Jeremy Lin Will Improve Numbers as Season Goes on

Richard LangfordCorrespondent INovember 27, 2012

HOUSTON, TX - NOVEMBER 27:  Jeremy Lin #7 of the Houston Rockets is knocked to the court against the Toronto Raptors at the Toyota Center on November 27, 2012 in Houston, Texas. NOTE TO USER: User expressly acknowledges and agrees that, by downloading and or using this photograph, User is consenting to the terms and conditions of the Getty Images License Agreement.  (Photo by Scott Halleran/Getty Images)
Scott Halleran/Getty Images

Linsanity is already alive and well in Houston, and it is growing with each brick chucked up by the Rockets' Jeremy Lin. This was not the Linsanity the Rockets hoped they were purchasing.

However, it is far too early to give up on Lin. 

He is averaging 10.2 points, 6.1 assists and 4.6 rebounds per game. Now, it is not the assist or rebound numbers but the points that will leave fans hoping for more. For the season last year, Lin shot 44.6 percent from the field. This season, he is shooting just 34.8 percent from the field. 

But, thanks to Joe Kaiser of ESPN, we don't have to stop there. We can get far more in depth.    

Through the Rockets' first 12 games this season, Lin is shooting 16.7 percent from shots in the 10- to 15-foot range, and 29.4 percent on attempts from the 16- to 23-foot range. Those numbers are, to put it mildly, not good.

Now let's compare that to last season, where Kaiser was also wise enough to point out the stats.

Last season, Lin ranked in the NBA's top seven among point guards in field goal percentage from 10 to 15 feet and 16 to 23 feet. He was more accurate from these distances than many household names, such as Chris Paul, Deron Williams, Tony Parker, Derrick Rose, and Russell Westbrook. He demonstrated a jump shot that deserved to be respected, and teams adjusted accordingly.
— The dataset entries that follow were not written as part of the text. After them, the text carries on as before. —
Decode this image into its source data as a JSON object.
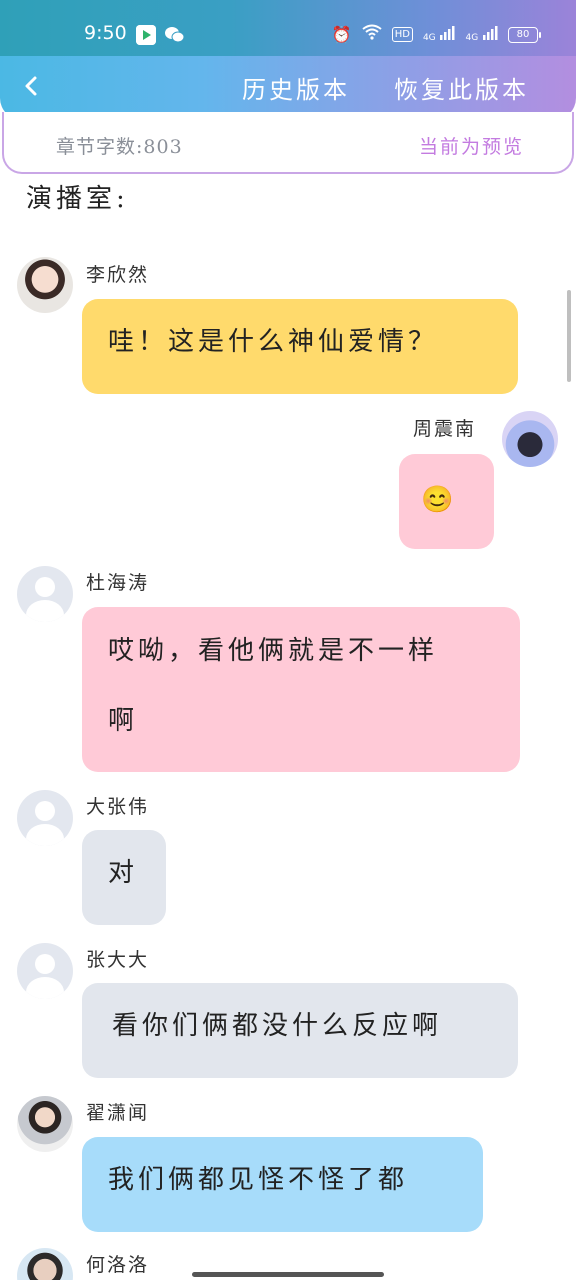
{
  "status_bar": {
    "time": "9:50",
    "network_badges": [
      "4G",
      "4G"
    ],
    "hd": "HD",
    "battery": "80"
  },
  "header": {
    "history_label": "历史版本",
    "restore_label": "恢复此版本"
  },
  "info": {
    "word_count": "章节字数:803",
    "preview_label": "当前为预览"
  },
  "room_title": "演播室:",
  "messages": [
    {
      "name": "李欣然",
      "text": "哇！这是什么神仙爱情？",
      "side": "left",
      "color": "#ffda6c"
    },
    {
      "name": "周震南",
      "text": "😊",
      "side": "right",
      "color": "#ffcad7"
    },
    {
      "name": "杜海涛",
      "text_line1": "哎呦，看他俩就是不一样",
      "text_line2": "啊",
      "side": "left",
      "color": "#ffcad7"
    },
    {
      "name": "大张伟",
      "text": "对",
      "side": "left",
      "color": "#e2e6ed"
    },
    {
      "name": "张大大",
      "text": "看你们俩都没什么反应啊",
      "side": "left",
      "color": "#e2e6ed"
    },
    {
      "name": "翟潇闻",
      "text": "我们俩都见怪不怪了都",
      "side": "left",
      "color": "#a7dcfa"
    },
    {
      "name": "何洛洛",
      "side": "left"
    }
  ]
}
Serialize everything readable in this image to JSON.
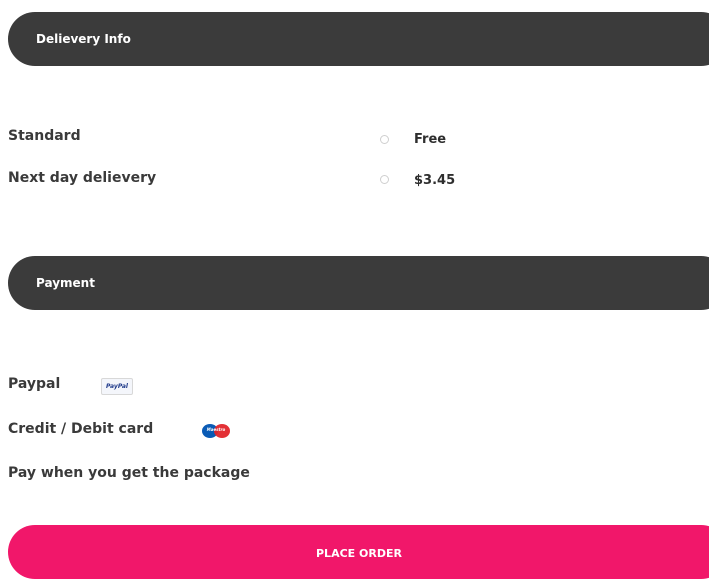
{
  "delivery": {
    "header": "Delievery Info",
    "options": [
      {
        "label": "Standard",
        "price": "Free"
      },
      {
        "label": "Next day delievery",
        "price": "$3.45"
      }
    ]
  },
  "payment": {
    "header": "Payment",
    "methods": [
      {
        "label": "Paypal",
        "badge_text": "PayPal",
        "icon": "paypal-icon"
      },
      {
        "label": "Credit / Debit card",
        "badge_text": "Maestro",
        "icon": "maestro-card-icon"
      },
      {
        "label": "Pay when you get the package"
      }
    ]
  },
  "actions": {
    "place_order": "PLACE ORDER"
  },
  "colors": {
    "section_bar": "#3b3b3b",
    "primary_button": "#f1176a",
    "text": "#3a3a3a"
  }
}
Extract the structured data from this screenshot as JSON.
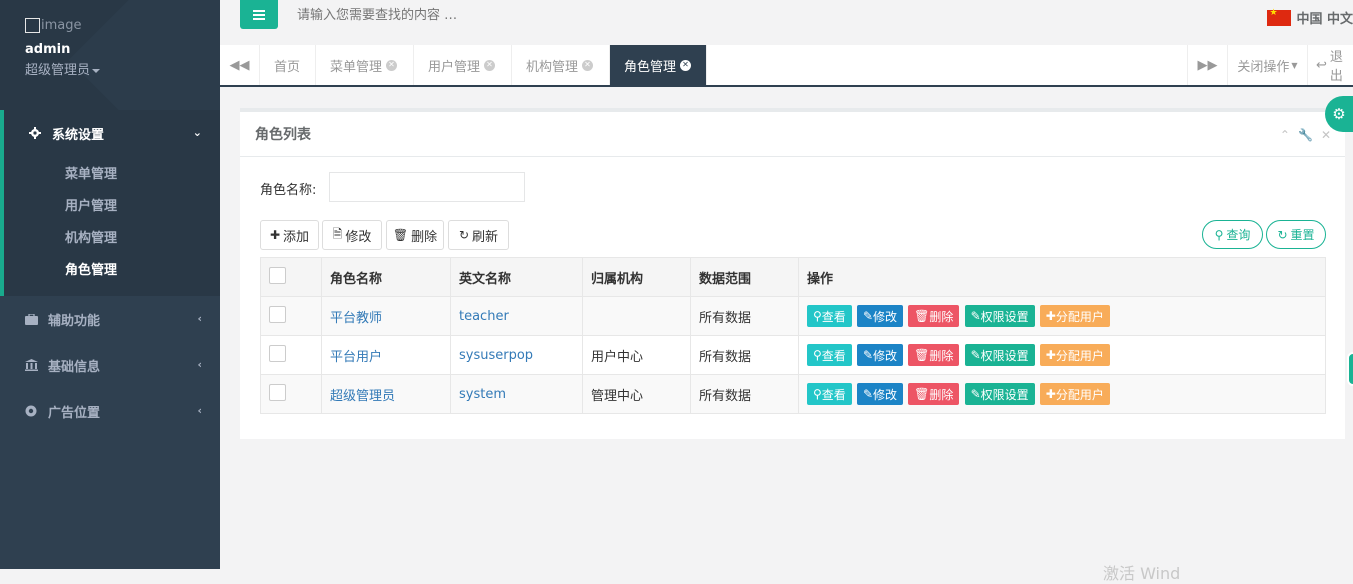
{
  "profile": {
    "image_alt": "image",
    "name": "admin",
    "role": "超级管理员"
  },
  "menu": {
    "groups": [
      {
        "label": "系统设置",
        "icon": "gear-icon",
        "items": [
          "菜单管理",
          "用户管理",
          "机构管理",
          "角色管理"
        ],
        "active_item": "角色管理"
      },
      {
        "label": "辅助功能",
        "icon": "briefcase-icon"
      },
      {
        "label": "基础信息",
        "icon": "bank-icon"
      },
      {
        "label": "广告位置",
        "icon": "chrome-icon"
      }
    ]
  },
  "topbar": {
    "search_placeholder": "请输入您需要查找的内容 …",
    "language": "中国 中文"
  },
  "tabs": {
    "items": [
      "首页",
      "菜单管理",
      "用户管理",
      "机构管理",
      "角色管理"
    ],
    "active": "角色管理",
    "close_ops": "关闭操作",
    "logout": "退出"
  },
  "panel": {
    "title": "角色列表",
    "search_label": "角色名称:",
    "buttons": {
      "add": "添加",
      "edit": "修改",
      "delete": "删除",
      "refresh": "刷新"
    },
    "query": "查询",
    "reset": "重置"
  },
  "table": {
    "columns": [
      "角色名称",
      "英文名称",
      "归属机构",
      "数据范围",
      "操作"
    ],
    "rows": [
      {
        "name": "平台教师",
        "en": "teacher",
        "org": "",
        "scope": "所有数据"
      },
      {
        "name": "平台用户",
        "en": "sysuserpop",
        "org": "用户中心",
        "scope": "所有数据"
      },
      {
        "name": "超级管理员",
        "en": "system",
        "org": "管理中心",
        "scope": "所有数据"
      }
    ],
    "actions": {
      "view": "查看",
      "edit": "修改",
      "delete": "删除",
      "perm": "权限设置",
      "assign": "分配用户"
    }
  },
  "watermark": "激活 Wind",
  "colors": {
    "sidebar": "#2f4050",
    "accent": "#1ab394",
    "link": "#337ab7",
    "danger": "#ed5565",
    "warning": "#f8ac59",
    "info": "#23c6c8",
    "primary": "#1c84c6"
  }
}
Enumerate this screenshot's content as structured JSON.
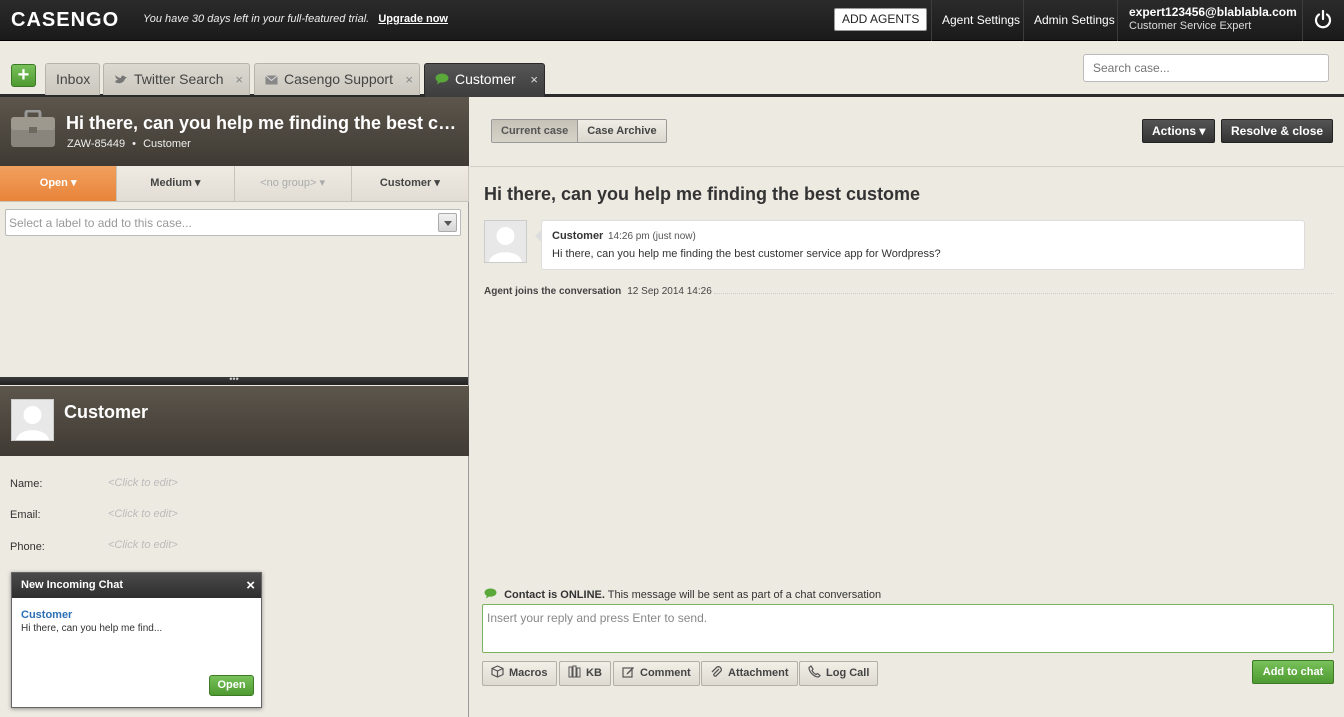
{
  "topbar": {
    "logo": "CASENGO",
    "trial_text": "You have 30 days left in your full-featured trial.",
    "upgrade_link": "Upgrade now",
    "add_agents": "ADD AGENTS",
    "agent_settings": "Agent Settings",
    "admin_settings": "Admin Settings",
    "user_email": "expert123456@blablabla.com",
    "user_role": "Customer Service Expert",
    "power_icon": "power-icon"
  },
  "tabs": {
    "add_label": "+",
    "items": [
      {
        "label": "Inbox"
      },
      {
        "label": "Twitter Search",
        "icon": "twitter-bird-icon"
      },
      {
        "label": "Casengo Support",
        "icon": "envelope-icon"
      },
      {
        "label": "Customer",
        "icon": "chat-bubble-icon"
      }
    ],
    "close_glyph": "×"
  },
  "search": {
    "placeholder": "Search case..."
  },
  "case": {
    "title": "Hi there, can you help me finding the best customer service app for Wordpress?",
    "id": "ZAW-85449",
    "separator": "•",
    "source": "Customer",
    "status": "Open",
    "priority": "Medium",
    "group": "<no group>",
    "assignee": "Customer",
    "label_placeholder": "Select a label to add to this case..."
  },
  "customer": {
    "name": "Customer",
    "fields": [
      {
        "label": "Name:",
        "value": "<Click to edit>"
      },
      {
        "label": "Email:",
        "value": "<Click to edit>"
      },
      {
        "label": "Phone:",
        "value": "<Click to edit>"
      }
    ]
  },
  "popup": {
    "title": "New Incoming Chat",
    "close": "×",
    "from": "Customer",
    "message": "Hi there, can you help me find...",
    "open_label": "Open"
  },
  "conversation": {
    "toggle_current": "Current case",
    "toggle_archive": "Case Archive",
    "actions_label": "Actions ▾",
    "resolve_label": "Resolve & close",
    "title": "Hi there, can you help me finding the best custome",
    "message": {
      "author": "Customer",
      "time": "14:26 pm (just now)",
      "text": "Hi there, can you help me finding the best customer service app for Wordpress?"
    },
    "event": {
      "label": "Agent joins the conversation",
      "time": "12 Sep 2014 14:26"
    }
  },
  "reply": {
    "status_bold": "Contact is ONLINE.",
    "status_rest": "This message will be sent as part of a chat conversation",
    "placeholder": "Insert your reply and press Enter to send.",
    "tools": [
      {
        "label": "Macros",
        "icon": "box-icon"
      },
      {
        "label": "KB",
        "icon": "books-icon"
      },
      {
        "label": "Comment",
        "icon": "edit-icon"
      },
      {
        "label": "Attachment",
        "icon": "paperclip-icon"
      },
      {
        "label": "Log Call",
        "icon": "phone-icon"
      }
    ],
    "send_label": "Add to chat"
  },
  "splitter_glyph": "•••",
  "colors": {
    "accent_green": "#5aa83a",
    "status_orange": "#e8843a",
    "dark_header": "#3f3a33"
  }
}
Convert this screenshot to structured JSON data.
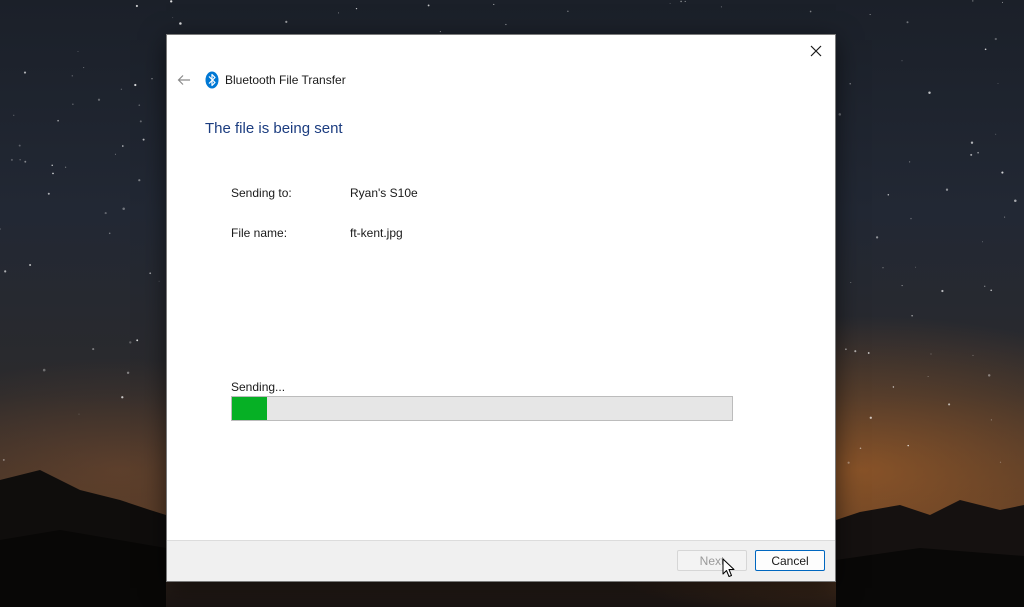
{
  "window": {
    "title": "Bluetooth File Transfer",
    "heading": "The file is being sent"
  },
  "details": {
    "sending_to_label": "Sending to:",
    "sending_to_value": "Ryan's S10e",
    "file_name_label": "File name:",
    "file_name_value": "ft-kent.jpg"
  },
  "progress": {
    "status": "Sending...",
    "fraction": 0.07
  },
  "buttons": {
    "next": "Next",
    "cancel": "Cancel"
  },
  "icons": {
    "back": "arrow-left-icon",
    "bluetooth": "bluetooth-icon",
    "close": "close-icon",
    "cursor": "mouse-pointer-icon"
  },
  "colors": {
    "heading": "#1c3d80",
    "progress_fill": "#06b025",
    "bluetooth": "#0078d4",
    "cancel_border": "#0067c0"
  }
}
So, obviously this is a huge switch in shooting and one would be foolish to expect that to be permanent. Players go through shooting slumps all the time, and given that Lin is adjusting to new surroundings, new teammates and a new system, it is not surprising that he would be prone to a slump now. 

Lin will grow more comfortable in the offense. He will grow more comfortable with his role alongside James Harden.

This will lead to Lin gaining confidence, which will help some of his clanking jumpers find the bucket as well as lead to him taking better shots to begin with. 

Lin's greatest asset on offense is his ability to get to the rim. He needs to focus on driving to the hoop more. This will create not only easier looks for him, but also for his teammates. 

He is struggling right now, but these struggles were to be expected. He will improve. It might not be to the level he held for a brief, shining moment last year, but he will be a valuable NBA starter.